### Required work
What is the number of lines in the records below holding the string "icon"? Reply with it and nothing else.

### Provided information
= = =
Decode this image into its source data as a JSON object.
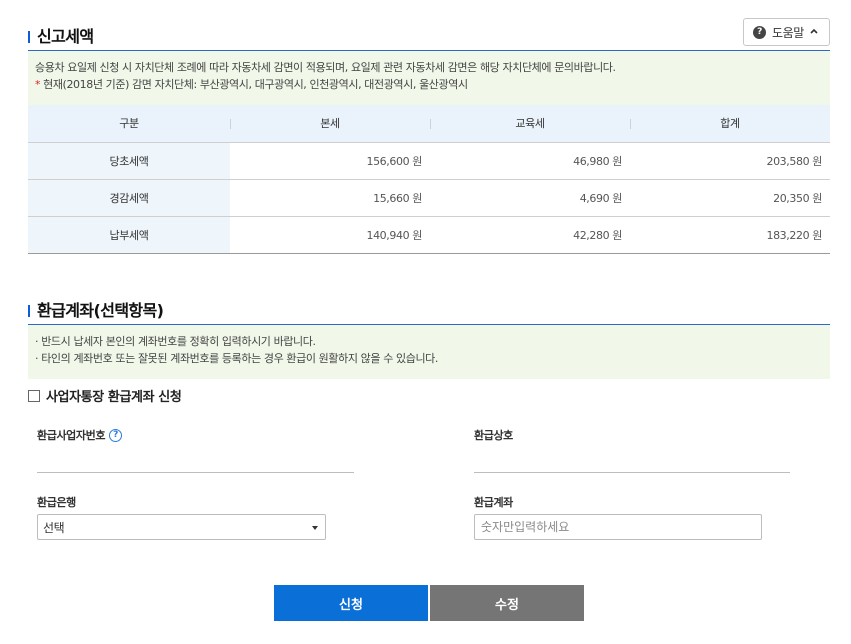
{
  "section1": {
    "title": "신고세액",
    "help_label": "도움말",
    "notice": [
      "승용차 요일제 신청 시 자치단체 조례에 따라 자동차세 감면이 적용되며, 요일제 관련 자동차세 감면은 해당 자치단체에 문의바랍니다.",
      "현재(2018년 기준) 감면 자치단체: 부산광역시, 대구광역시, 인천광역시, 대전광역시, 울산광역시"
    ]
  },
  "tax_table": {
    "headers": [
      "구분",
      "본세",
      "교육세",
      "합계"
    ],
    "rows": [
      {
        "label": "당초세액",
        "base": "156,600 원",
        "edu": "46,980 원",
        "total": "203,580 원"
      },
      {
        "label": "경감세액",
        "base": "15,660 원",
        "edu": "4,690 원",
        "total": "20,350 원"
      },
      {
        "label": "납부세액",
        "base": "140,940 원",
        "edu": "42,280 원",
        "total": "183,220 원"
      }
    ]
  },
  "section2": {
    "title": "환급계좌(선택항목)",
    "notice": [
      "· 반드시 납세자 본인의 계좌번호를 정확히 입력하시기 바랍니다.",
      "· 타인의 계좌번호 또는 잘못된 계좌번호를 등록하는 경우 환급이 원활하지 않을 수 있습니다."
    ],
    "checkbox_label": "사업자통장 환급계좌 신청"
  },
  "form": {
    "biz_no_label": "환급사업자번호",
    "biz_no_value": "",
    "biz_name_label": "환급상호",
    "biz_name_value": "",
    "bank_label": "환급은행",
    "bank_selected": "선택",
    "account_label": "환급계좌",
    "account_placeholder": "숫자만입력하세요"
  },
  "buttons": {
    "apply": "신청",
    "modify": "수정"
  },
  "colors": {
    "primary": "#0a6fd6",
    "secondary": "#757575",
    "notice_bg": "#f1f8ea",
    "header_bg": "#eaf3fb"
  }
}
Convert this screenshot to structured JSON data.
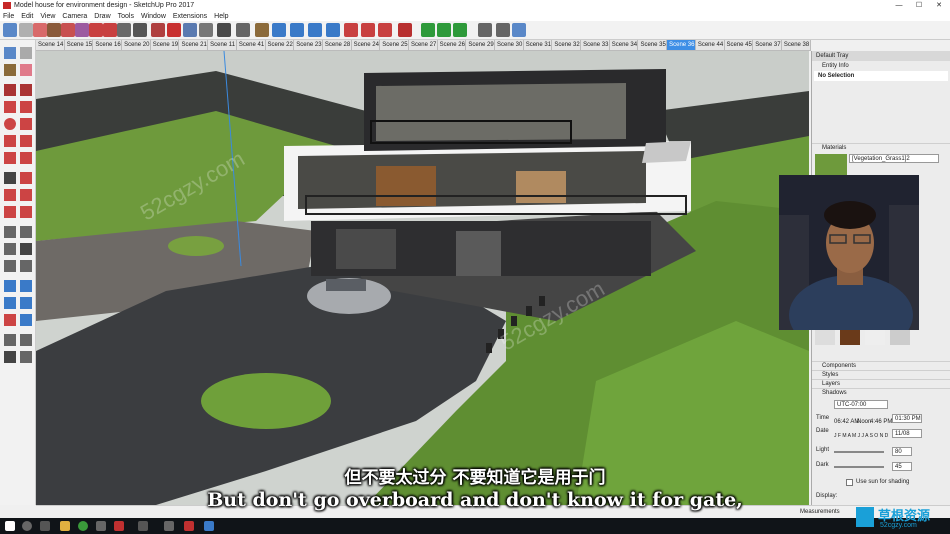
{
  "window": {
    "title": "Model house for environment design - SketchUp Pro 2017",
    "minimize": "—",
    "maximize": "☐",
    "close": "✕"
  },
  "menu": [
    "File",
    "Edit",
    "View",
    "Camera",
    "Draw",
    "Tools",
    "Window",
    "Extensions",
    "Help"
  ],
  "scenes": {
    "tabs": [
      "Scene 14",
      "Scene 15",
      "Scene 16",
      "Scene 20",
      "Scene 19",
      "Scene 21",
      "Scene 11",
      "Scene 41",
      "Scene 22",
      "Scene 23",
      "Scene 28",
      "Scene 24",
      "Scene 25",
      "Scene 27",
      "Scene 26",
      "Scene 29",
      "Scene 30",
      "Scene 31",
      "Scene 32",
      "Scene 33",
      "Scene 34",
      "Scene 35",
      "Scene 36",
      "Scene 44",
      "Scene 45",
      "Scene 37",
      "Scene 38",
      "Scene 39",
      "Scene 40",
      "Scene 42",
      "Scene 43"
    ],
    "active": "Scene 36"
  },
  "tray": {
    "title": "Default Tray",
    "entity_info": "Entity Info",
    "no_selection": "No Selection",
    "materials": "Materials",
    "material_name": "[Vegetation_Grass1]2",
    "components": "Components",
    "styles": "Styles",
    "layers": "Layers",
    "shadows": "Shadows",
    "timezone": "UTC-07:00",
    "time_label": "Time",
    "time_start": "06:42 AM",
    "time_noon": "Noon",
    "time_end": "4:46 PM",
    "time_value": "01:30 PM",
    "date_label": "Date",
    "months": "J F M A M J J A S O N D",
    "date_value": "11/08",
    "light_label": "Light",
    "light_value": "80",
    "dark_label": "Dark",
    "dark_value": "45",
    "use_sun": "Use sun for shading",
    "display_label": "Display:"
  },
  "status": {
    "measurements": "Measurements"
  },
  "subtitles": {
    "cn": "但不要太过分 不要知道它是用于门",
    "en": "But don't go overboard and don't know it for gate,"
  },
  "watermarks": {
    "site_cn": "草根资源",
    "site_url": "52cgzy.com",
    "overlay": "52cgzy.com"
  }
}
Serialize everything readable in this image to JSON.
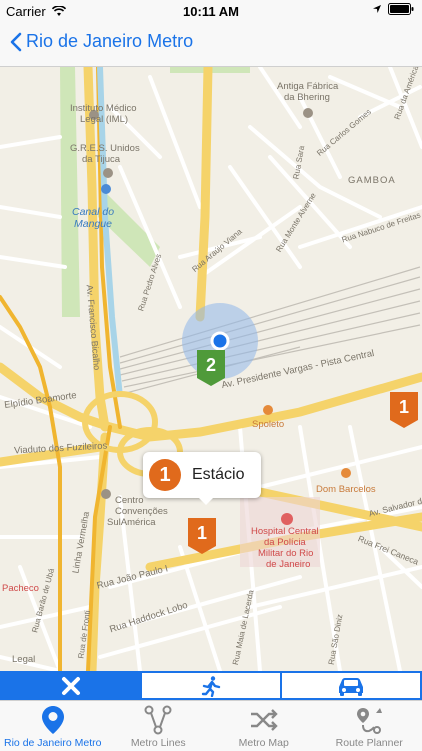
{
  "status_bar": {
    "carrier": "Carrier",
    "time": "10:11 AM"
  },
  "nav": {
    "title": "Rio de Janeiro Metro"
  },
  "map": {
    "labels": [
      "Instituto Médico",
      "Legal (IML)",
      "G.R.E.S. Unidos",
      "da Tijuca",
      "Canal do",
      "Mangue",
      "Antiga Fábrica",
      "da Bhering",
      "GAMBOA",
      "Rua Sara",
      "Rua Carlos Gomes",
      "Rua da América",
      "Rua Monte Alverne",
      "Rua Nabuco de Freitas",
      "Rua Araújo Viana",
      "Rua Pedro Alves",
      "Av. Francisco Bicalho",
      "Av. Presidente Vargas - Pista Central",
      "Elpídio Boamorte",
      "Viaduto dos Fuzileiros",
      "Spoleto",
      "Dom Barcelos",
      "Centro",
      "Convenções",
      "SulAmérica",
      "Hospital Central",
      "da Polícia",
      "Militar do Rio",
      "de Janeiro",
      "Av. Salvador de Sá",
      "Rua Frei Caneca",
      "Linha Vermelha",
      "Rua João Paulo I",
      "Rua Haddock Lobo",
      "Rua Barão de Ubá",
      "Pacheco",
      "Legal",
      "Rua de Fronti",
      "Rua Maia de Lacerda",
      "Rua São Diniz"
    ],
    "markers": [
      {
        "number": "2",
        "color": "#4f9a3a"
      },
      {
        "number": "1",
        "color": "#e06a1c"
      },
      {
        "number": "1",
        "color": "#e06a1c"
      }
    ],
    "callout": {
      "number": "1",
      "station": "Estácio"
    }
  },
  "mode_selector": {
    "options": [
      "close",
      "walking",
      "driving"
    ],
    "selected": "close"
  },
  "tabs": [
    {
      "label": "Rio de Janeiro Metro",
      "icon": "map-pin-icon",
      "active": true
    },
    {
      "label": "Metro Lines",
      "icon": "lines-icon",
      "active": false
    },
    {
      "label": "Metro Map",
      "icon": "shuffle-icon",
      "active": false
    },
    {
      "label": "Route Planner",
      "icon": "route-icon",
      "active": false
    }
  ],
  "colors": {
    "accent": "#1a73e8",
    "line1": "#e06a1c",
    "line2": "#4f9a3a",
    "highway": "#f5c93b"
  }
}
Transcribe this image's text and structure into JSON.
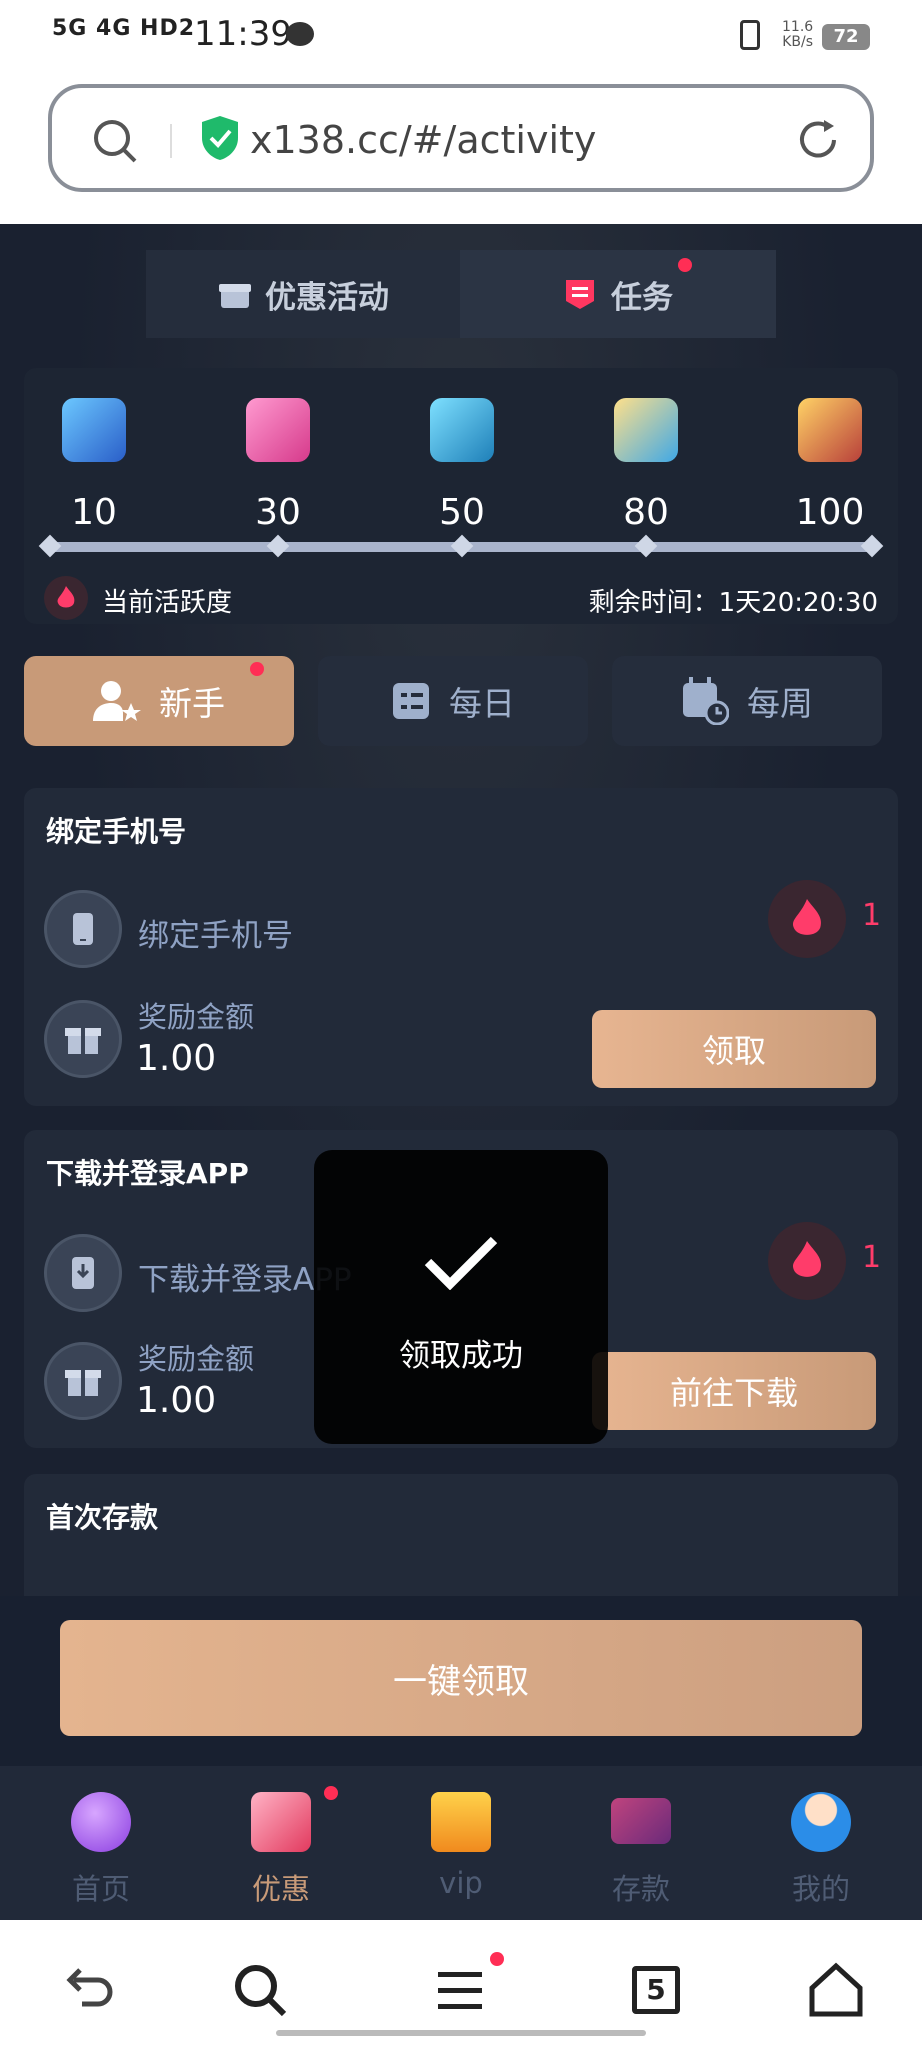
{
  "status": {
    "signal": "5G 4G HD2",
    "time": "11:39",
    "speed_value": "11.6",
    "speed_unit": "KB/s",
    "battery": "72"
  },
  "browser": {
    "url": "x138.cc/#/activity"
  },
  "top_tabs": [
    {
      "label": "优惠活动"
    },
    {
      "label": "任务"
    }
  ],
  "activity": {
    "levels": [
      "10",
      "30",
      "50",
      "80",
      "100"
    ],
    "current_label": "当前活跃度",
    "remaining_label": "剩余时间：",
    "remaining_value": "1天20:20:30"
  },
  "categories": [
    {
      "label": "新手"
    },
    {
      "label": "每日"
    },
    {
      "label": "每周"
    }
  ],
  "tasks": [
    {
      "title": "绑定手机号",
      "name": "绑定手机号",
      "reward_label": "奖励金额",
      "reward": "1.00",
      "count": "1",
      "button": "领取"
    },
    {
      "title": "下载并登录APP",
      "name": "下载并登录APP",
      "reward_label": "奖励金额",
      "reward": "1.00",
      "count": "1",
      "button": "前往下载"
    },
    {
      "title": "首次存款"
    }
  ],
  "toast": {
    "message": "领取成功"
  },
  "claim_all": "一键领取",
  "tabbar": [
    {
      "label": "首页"
    },
    {
      "label": "优惠"
    },
    {
      "label": "vip"
    },
    {
      "label": "存款"
    },
    {
      "label": "我的"
    }
  ],
  "nav": {
    "tabs_count": "5"
  },
  "colors": {
    "accent": "#c89a78",
    "bg": "#1a2130",
    "badge": "#ff2e55",
    "fire": "#ff3c6a"
  }
}
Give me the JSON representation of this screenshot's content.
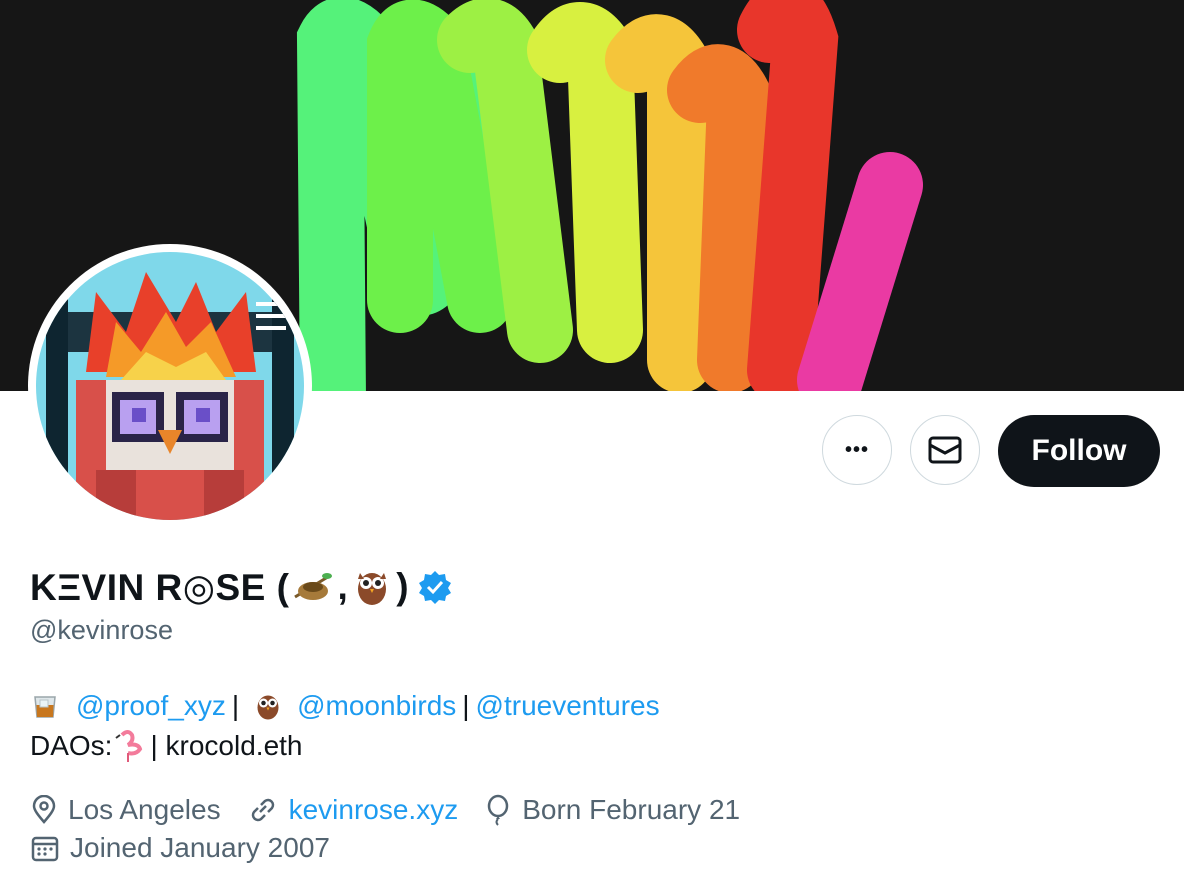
{
  "profile": {
    "display_name": "KΞVIN R◎SE (",
    "display_name_sep": ",",
    "display_name_end": ")",
    "handle": "@kevinrose",
    "verified": true
  },
  "actions": {
    "more_label": "•••",
    "message_icon": "mail-icon",
    "follow_label": "Follow"
  },
  "bio": {
    "line1": {
      "mention1": "@proof_xyz",
      "sep1": "|",
      "mention2": "@moonbirds",
      "sep2": "|",
      "mention3": "@trueventures"
    },
    "line2": {
      "prefix": "DAOs:",
      "suffix": "| krocold.eth"
    }
  },
  "meta": {
    "location": "Los Angeles",
    "website": "kevinrose.xyz",
    "birthday": "Born February 21",
    "joined": "Joined January 2007"
  },
  "colors": {
    "accent": "#1d9bf0",
    "text": "#0f1419",
    "secondary": "#536471",
    "banner_bg": "#161616"
  }
}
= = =
### Output
5